As she counts down the days until her lucrative retirement on the city’s notorious Deferred Retirement Option Plan, widely known as DROP, San Diego chief of police Shelley Zimmerman has increasingly taken to the road, courtesy of taxpayers. That word comes via travel-expense documents posted on the city’s public records web page.
Already this year Zimmerman has logged at least five major out-of-town trips. On February 2, she went to Washington DC for two days at the Major Cities Chiefs Meeting, running up a $1653 tab. In March she headed for Palm Springs to attend the San Diego County Chiefs and Sheriffs Association annual training, at a cost of $924. There the chief shared “information on current concerns and issues that could impact the city of San Diego,” per her travel report. In May it was off to Sacramento for the California Peace Officers Memorial ceremony, costing taxpayers $762. Four days after she got back from that event, Zimmerman jetted off for Washington again, this time for the National Law Enforcement Memorial, running up total expenses of $2018. At the end of the month, the chief traveled to Las Vegas for the Police Executive Research Forum’s annual meeting, to “share information on different issues that could impact the city of San Diego,” costing $691.
As first revealed here in February 2014, shortly after Zimmerman was named police chief by newly elected mayor Kevin Faulconer the city acknowledged that she would have to depart after four years.
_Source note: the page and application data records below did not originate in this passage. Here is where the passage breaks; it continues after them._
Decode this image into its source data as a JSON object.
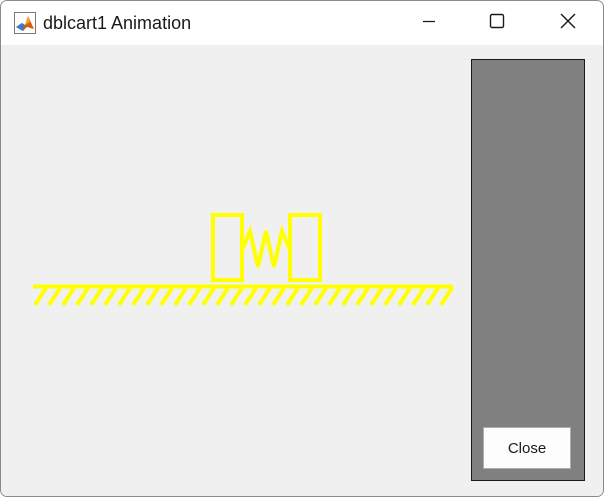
{
  "window": {
    "title": "dblcart1 Animation",
    "app_icon": "matlab-icon",
    "controls": {
      "minimize_icon": "minimize-icon",
      "maximize_icon": "maximize-icon",
      "close_icon": "close-icon"
    }
  },
  "animation": {
    "stroke_color": "#ffff00",
    "background_color": "#f0f0f0",
    "cart_left": "cart-left",
    "cart_right": "cart-right",
    "spring": "spring",
    "ground": "ground-hatch"
  },
  "panel": {
    "background_color": "#808080",
    "close_button_label": "Close"
  }
}
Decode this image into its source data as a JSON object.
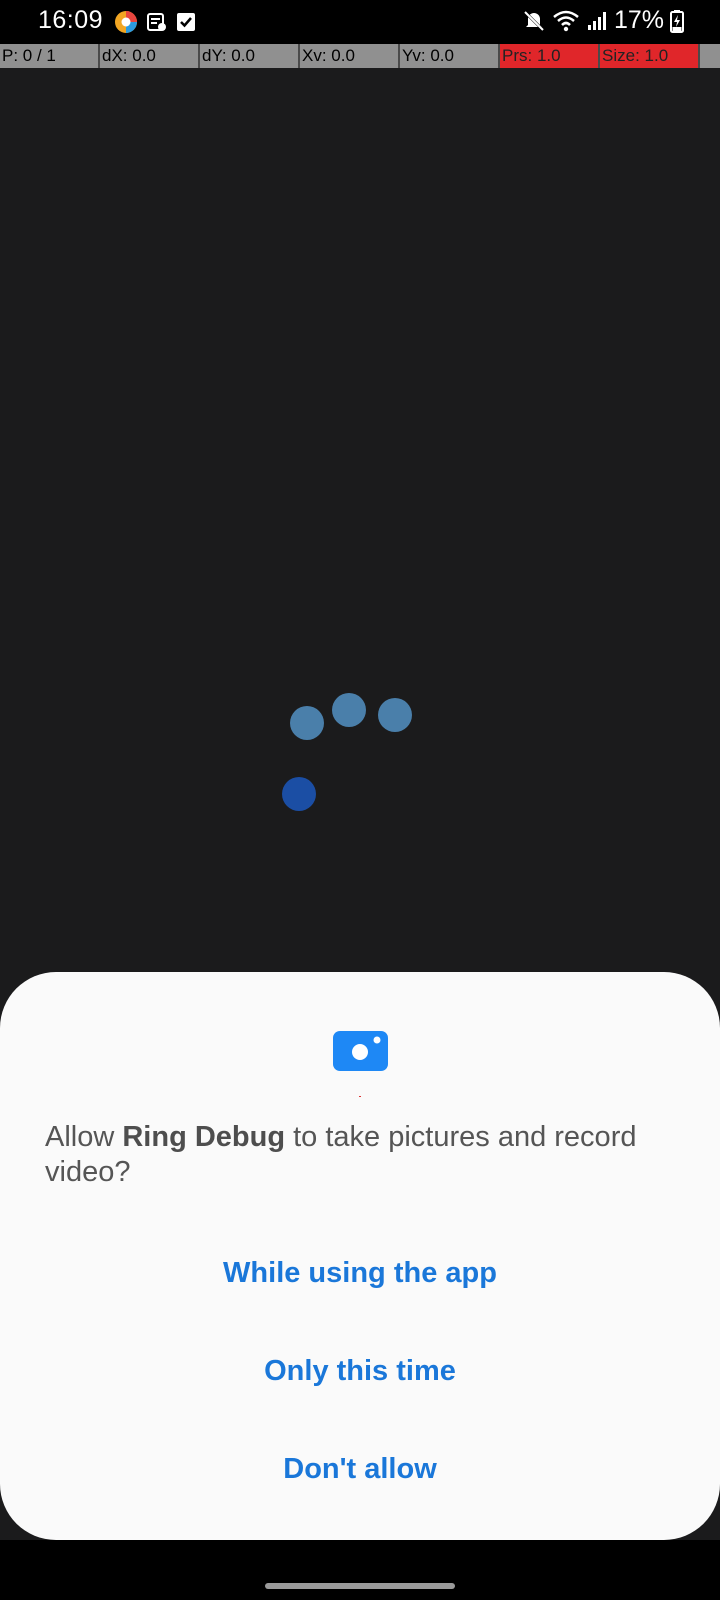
{
  "status_bar": {
    "time": "16:09",
    "battery": "17%",
    "notification_icons": [
      "app-logo-icon",
      "calendar-note-icon",
      "checkbox-icon"
    ],
    "system_icons": [
      "mute-icon",
      "wifi-icon",
      "signal-icon",
      "battery-charging-icon"
    ]
  },
  "pointer_location": {
    "cells": [
      "P: 0 / 1",
      "dX: 0.0",
      "dY: 0.0",
      "Xv: 0.0",
      "Yv: 0.0",
      "Prs: 1.0",
      "Size: 1.0"
    ]
  },
  "dialog": {
    "icon": "camera-icon",
    "message_prefix": "Allow ",
    "app_name": "Ring Debug",
    "message_suffix": " to take pictures and record video?",
    "buttons": {
      "while_using": "While using the app",
      "only_this_time": "Only this time",
      "dont_allow": "Don't allow"
    }
  },
  "colors": {
    "accent": "#1a77d9",
    "camera_icon": "#1e88f5",
    "loading_dot": "#4a7faa",
    "touch_dot": "#1b4ea4"
  }
}
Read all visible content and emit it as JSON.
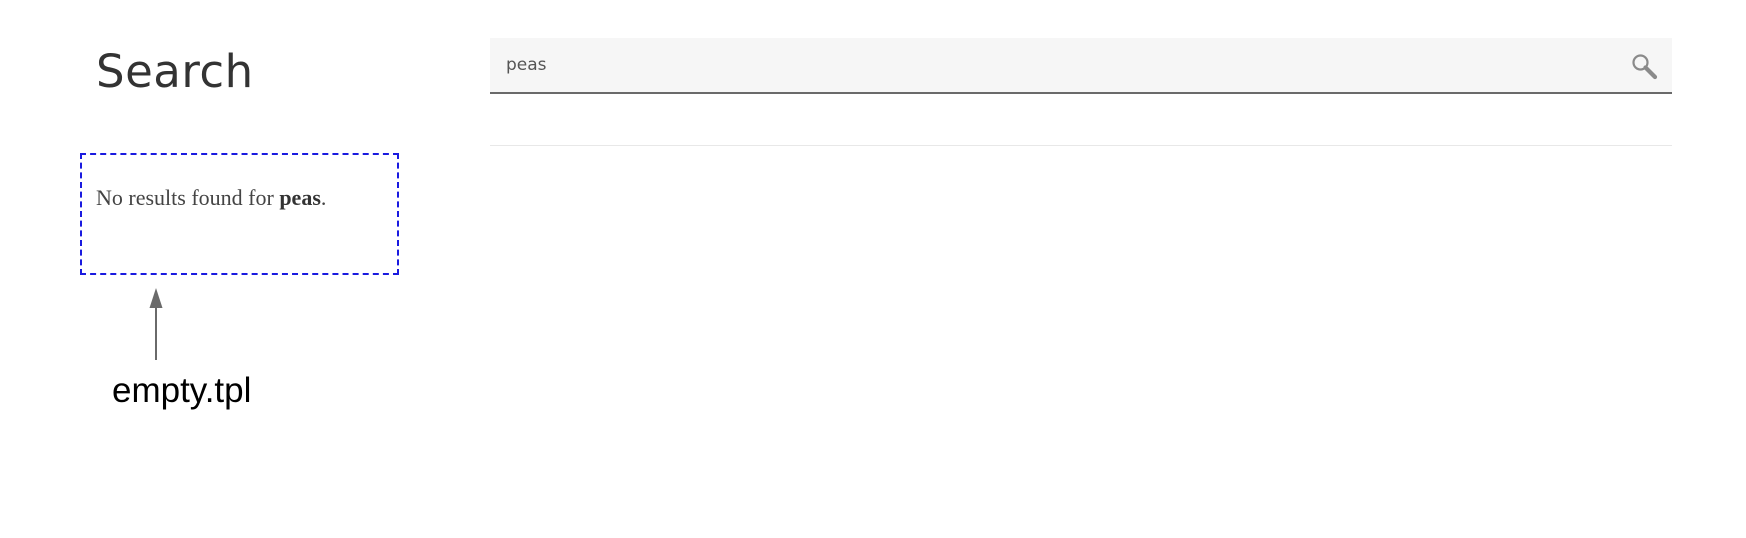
{
  "header": {
    "title": "Search"
  },
  "search": {
    "value": "peas",
    "icon": "search-icon"
  },
  "results": {
    "empty_prefix": "No results found for ",
    "query": "peas",
    "empty_suffix": "."
  },
  "annotation": {
    "label": "empty.tpl",
    "box_color": "#1a1adf",
    "arrow_color": "#6a6a6a"
  }
}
Zimmerman “entered DROP on March 2, 2013, and will exit DROP on March 1, 2018. DROP is irrevocable, and as such, a DROP participant must exit DROP at the end of the designated period.”
That started the clock ticking on Zimmerman’s lame-duck tenure, during which she has received both her chief’s salary and benefits along with six-figure annual pension payouts from her prior 31 years of service. Under the terms of the controversial program, the chief’s pension — about 85 percent of her 2013 salary — has been about $131,000 a year, per a Union-Tribune report, tucked away for her in a savings account until the day she leaves the city. The nest egg will be worth a tidy $654,729 by the time Zimmerman departs the city, according to the paper’s calculations.
Additionally, Zimmerman’s annual compensation and benefits as chief during 2016 totaled $234,841, according to Transparent California, which notes “The City of San Diego does not provide the cost of pension benefits on an employee level and, as such, the ‘total benefits’ value reported is incomplete and significantly understated.”